◆ What to work on ◆
Check every line of the data and copy the ones where "drugs" appears.

Collection entries:
----

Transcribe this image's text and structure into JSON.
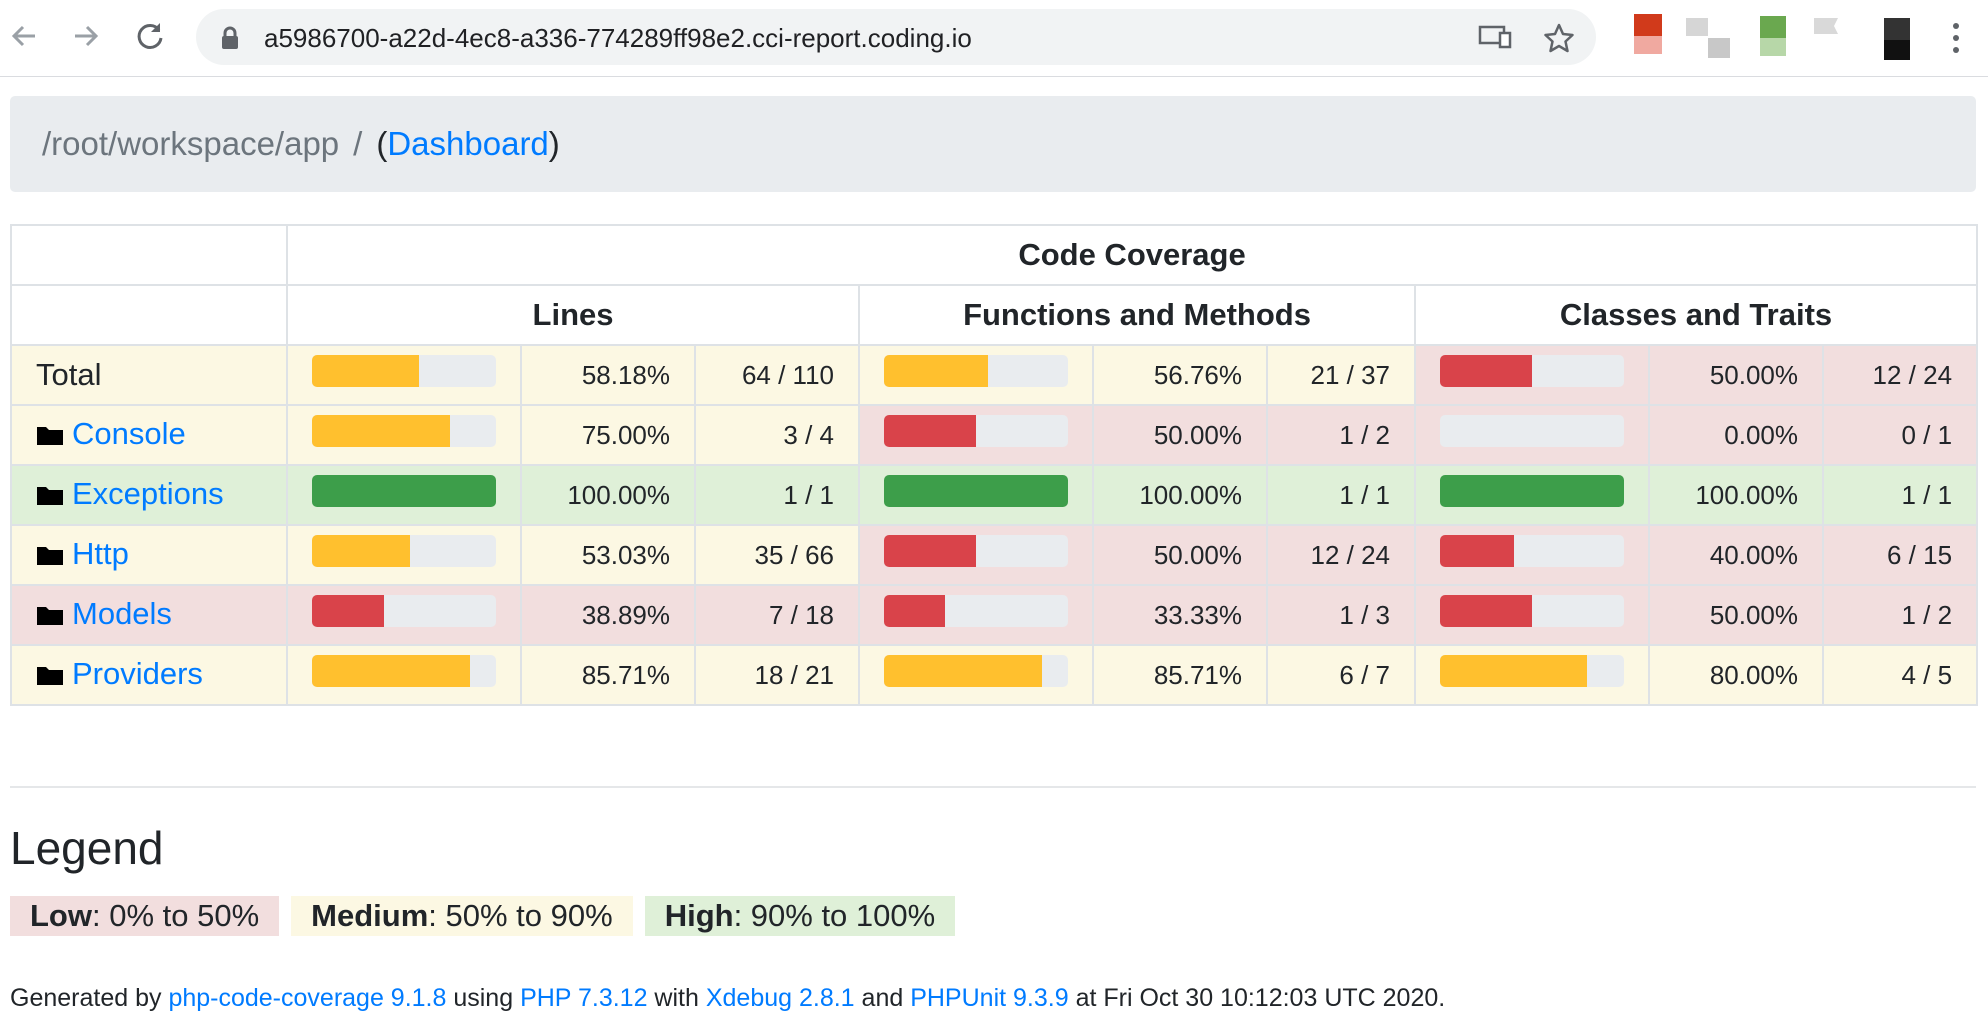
{
  "browser": {
    "url": "a5986700-a22d-4ec8-a336-774289ff98e2.cci-report.coding.io",
    "icons": [
      "back-arrow-icon",
      "forward-arrow-icon",
      "reload-icon",
      "lock-icon",
      "cast-icon",
      "star-icon",
      "menu-icon"
    ]
  },
  "breadcrumb": {
    "path": "/root/workspace/app",
    "separator": "/",
    "open_paren": "(",
    "dashboard": "Dashboard",
    "close_paren": ")"
  },
  "table": {
    "group_header": "Code Coverage",
    "headers": {
      "lines": "Lines",
      "functions": "Functions and Methods",
      "classes": "Classes and Traits"
    },
    "rows": [
      {
        "name": "Total",
        "link": false,
        "lines": {
          "level": "warning",
          "pct": "58.18%",
          "ratio": "64 / 110",
          "value": 58.18
        },
        "functions": {
          "level": "warning",
          "pct": "56.76%",
          "ratio": "21 / 37",
          "value": 56.76
        },
        "classes": {
          "level": "danger",
          "pct": "50.00%",
          "ratio": "12 / 24",
          "value": 50.0
        }
      },
      {
        "name": "Console",
        "link": true,
        "lines": {
          "level": "warning",
          "pct": "75.00%",
          "ratio": "3 / 4",
          "value": 75.0
        },
        "functions": {
          "level": "danger",
          "pct": "50.00%",
          "ratio": "1 / 2",
          "value": 50.0
        },
        "classes": {
          "level": "danger",
          "pct": "0.00%",
          "ratio": "0 / 1",
          "value": 0
        }
      },
      {
        "name": "Exceptions",
        "link": true,
        "lines": {
          "level": "success",
          "pct": "100.00%",
          "ratio": "1 / 1",
          "value": 100
        },
        "functions": {
          "level": "success",
          "pct": "100.00%",
          "ratio": "1 / 1",
          "value": 100
        },
        "classes": {
          "level": "success",
          "pct": "100.00%",
          "ratio": "1 / 1",
          "value": 100
        }
      },
      {
        "name": "Http",
        "link": true,
        "lines": {
          "level": "warning",
          "pct": "53.03%",
          "ratio": "35 / 66",
          "value": 53.03
        },
        "functions": {
          "level": "danger",
          "pct": "50.00%",
          "ratio": "12 / 24",
          "value": 50.0
        },
        "classes": {
          "level": "danger",
          "pct": "40.00%",
          "ratio": "6 / 15",
          "value": 40.0
        }
      },
      {
        "name": "Models",
        "link": true,
        "lines": {
          "level": "danger",
          "pct": "38.89%",
          "ratio": "7 / 18",
          "value": 38.89
        },
        "functions": {
          "level": "danger",
          "pct": "33.33%",
          "ratio": "1 / 3",
          "value": 33.33
        },
        "classes": {
          "level": "danger",
          "pct": "50.00%",
          "ratio": "1 / 2",
          "value": 50.0
        }
      },
      {
        "name": "Providers",
        "link": true,
        "lines": {
          "level": "warning",
          "pct": "85.71%",
          "ratio": "18 / 21",
          "value": 85.71
        },
        "functions": {
          "level": "warning",
          "pct": "85.71%",
          "ratio": "6 / 7",
          "value": 85.71
        },
        "classes": {
          "level": "warning",
          "pct": "80.00%",
          "ratio": "4 / 5",
          "value": 80.0
        }
      }
    ]
  },
  "legend": {
    "title": "Legend",
    "low_label": "Low",
    "low_range": ": 0% to 50%",
    "medium_label": "Medium",
    "medium_range": ": 50% to 90%",
    "high_label": "High",
    "high_range": ": 90% to 100%"
  },
  "footer": {
    "t1": "Generated by ",
    "link1": "php-code-coverage 9.1.8",
    "t2": " using ",
    "link2": "PHP 7.3.12",
    "t3": " with ",
    "link3": "Xdebug 2.8.1",
    "t4": " and ",
    "link4": "PHPUnit 9.3.9",
    "t5": " at Fri Oct 30 10:12:03 UTC 2020."
  },
  "colors": {
    "link": "#007bff",
    "low_bg": "#f2dede",
    "medium_bg": "#fcf8e3",
    "high_bg": "#dff0d8",
    "bar_danger": "#d9434a",
    "bar_warning": "#ffc02e",
    "bar_success": "#3d9e4a"
  }
}
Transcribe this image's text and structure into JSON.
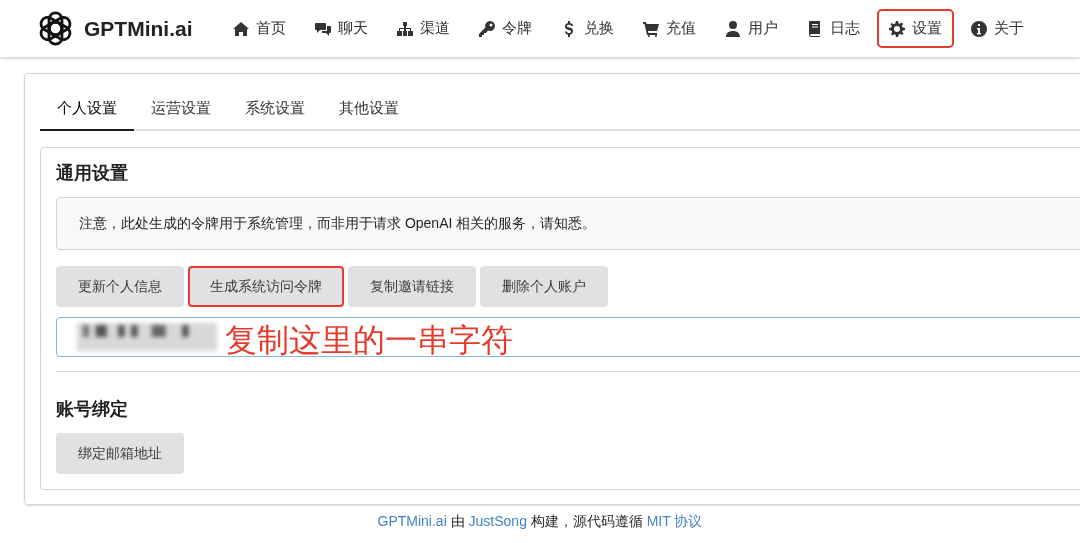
{
  "brand": {
    "name": "GPTMini.ai"
  },
  "nav": [
    {
      "label": "首页",
      "kind": "home",
      "highlighted": false
    },
    {
      "label": "聊天",
      "kind": "chat",
      "highlighted": false
    },
    {
      "label": "渠道",
      "kind": "sitemap",
      "highlighted": false
    },
    {
      "label": "令牌",
      "kind": "key",
      "highlighted": false
    },
    {
      "label": "兑换",
      "kind": "dollar",
      "highlighted": false
    },
    {
      "label": "充值",
      "kind": "cart",
      "highlighted": false
    },
    {
      "label": "用户",
      "kind": "user",
      "highlighted": false
    },
    {
      "label": "日志",
      "kind": "book",
      "highlighted": false
    },
    {
      "label": "设置",
      "kind": "gear",
      "highlighted": true
    },
    {
      "label": "关于",
      "kind": "info",
      "highlighted": false
    }
  ],
  "tabs": [
    {
      "label": "个人设置",
      "selected": true
    },
    {
      "label": "运营设置",
      "selected": false
    },
    {
      "label": "系统设置",
      "selected": false
    },
    {
      "label": "其他设置",
      "selected": false
    }
  ],
  "general": {
    "title": "通用设置",
    "notice": "注意，此处生成的令牌用于系统管理，而非用于请求 OpenAI 相关的服务，请知悉。",
    "buttons": [
      {
        "label": "更新个人信息",
        "highlighted": false
      },
      {
        "label": "生成系统访问令牌",
        "highlighted": true
      },
      {
        "label": "复制邀请链接",
        "highlighted": false
      },
      {
        "label": "删除个人账户",
        "highlighted": false
      }
    ],
    "annotation": "复制这里的一串字符"
  },
  "binding": {
    "title": "账号绑定",
    "buttons": [
      {
        "label": "绑定邮箱地址",
        "highlighted": false
      }
    ]
  },
  "footer": [
    {
      "kind": "link",
      "text": "GPTMini.ai"
    },
    {
      "kind": "text",
      "text": " 由 "
    },
    {
      "kind": "link",
      "text": "JustSong"
    },
    {
      "kind": "text",
      "text": " 构建，源代码遵循 "
    },
    {
      "kind": "link",
      "text": "MIT 协议"
    }
  ]
}
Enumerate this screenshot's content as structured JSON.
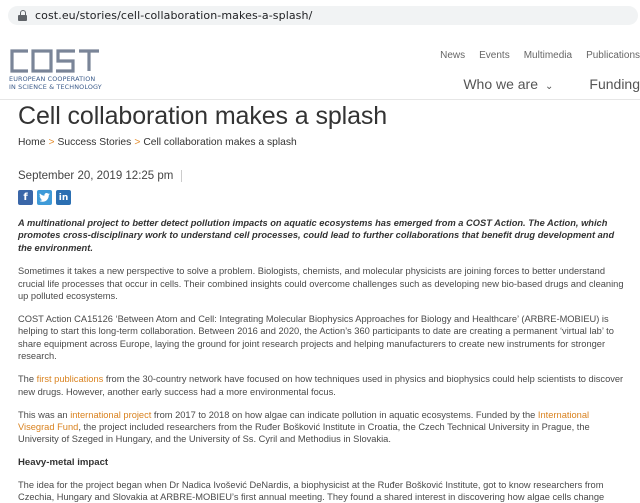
{
  "browser": {
    "url": "cost.eu/stories/cell-collaboration-makes-a-splash/"
  },
  "header": {
    "logo_text": "COST",
    "tagline_line1": "EUROPEAN COOPERATION",
    "tagline_line2": "IN SCIENCE & TECHNOLOGY",
    "topnav": [
      "News",
      "Events",
      "Multimedia",
      "Publications"
    ],
    "mainnav": {
      "who_we_are": "Who we are",
      "funding": "Funding"
    }
  },
  "article": {
    "title": "Cell collaboration makes a splash",
    "breadcrumb": {
      "home": "Home",
      "sep": ">",
      "success": "Success Stories",
      "current": "Cell collaboration makes a splash"
    },
    "date": "September 20, 2019 12:25 pm",
    "social": {
      "facebook": "f",
      "twitter": "t",
      "linkedin": "in"
    },
    "lead": "A multinational project to better detect pollution impacts on aquatic ecosystems has emerged from a COST Action. The Action, which promotes cross-disciplinary work to understand cell processes, could lead to further collaborations that benefit drug development and the environment.",
    "p1": "Sometimes it takes a new perspective to solve a problem. Biologists, chemists, and molecular physicists are joining forces to better understand crucial life processes that occur in cells. Their combined insights could overcome challenges such as developing new bio-based drugs and cleaning up polluted ecosystems.",
    "p2": "COST Action CA15126 ‘Between Atom and Cell: Integrating Molecular Biophysics Approaches for Biology and Healthcare’ (ARBRE-MOBIEU) is helping to start this long-term collaboration. Between 2016 and 2020, the Action’s 360 participants to date are creating a permanent ‘virtual lab’ to share equipment across Europe, laying the ground for joint research projects and helping manufacturers to create new instruments for stronger research.",
    "p3": {
      "pre": "The ",
      "link": "first publications",
      "post": " from the 30-country network have focused on how techniques used in physics and biophysics could help scientists to discover new drugs. However, another early success had a more environmental focus."
    },
    "p4": {
      "pre": "This was an ",
      "link1": "international project",
      "mid": " from 2017 to 2018 on how algae can indicate pollution in aquatic ecosystems. Funded by the ",
      "link2": "International Visegrad Fund",
      "post": ", the project included researchers from the Ruđer Bošković Institute in Croatia, the Czech Technical University in Prague, the University of Szeged in Hungary, and the University of Ss. Cyril and Methodius in Slovakia."
    },
    "subheading": "Heavy-metal impact",
    "p5": "The idea for the project began when Dr Nadica Ivošević DeNardis, a biophysicist at the Ruđer Bošković Institute, got to know researchers from Czechia, Hungary and Slovakia at ARBRE-MOBIEU’s first annual meeting. They found a shared interest in discovering how algae cells change when heavy metals are present in aquatic systems."
  },
  "colors": {
    "accent": "#d9821f",
    "logo": "#3b5b8a",
    "facebook": "#3a66a8",
    "twitter": "#3e9ad8",
    "linkedin": "#2b6fb2"
  }
}
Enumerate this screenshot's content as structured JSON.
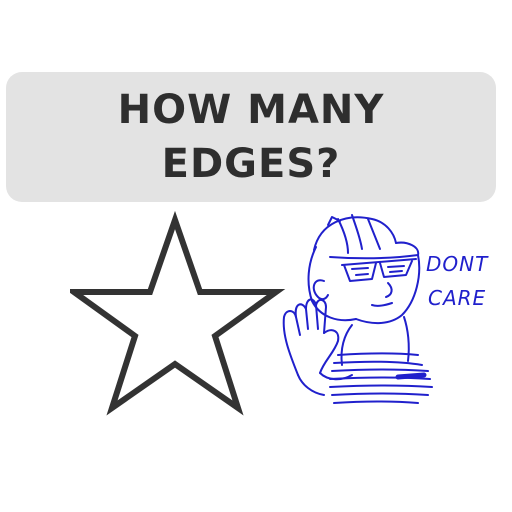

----

◆ Answer to the problem ◆
    "p1": "Sometimes it takes a new perspective to solve a problem. Biologists, chemists, and molecular physicists are joining forces to better understand crucial life processes that occur in cells. Their combined insights could overcome challenges such as developing new bio-based drugs and cleaning up polluted ecosystems.",
      "post": " from the 30-country network have focused on how techniques used in physics and biophysics could help scientists to discover new drugs. However, another early success had a more environmental focus."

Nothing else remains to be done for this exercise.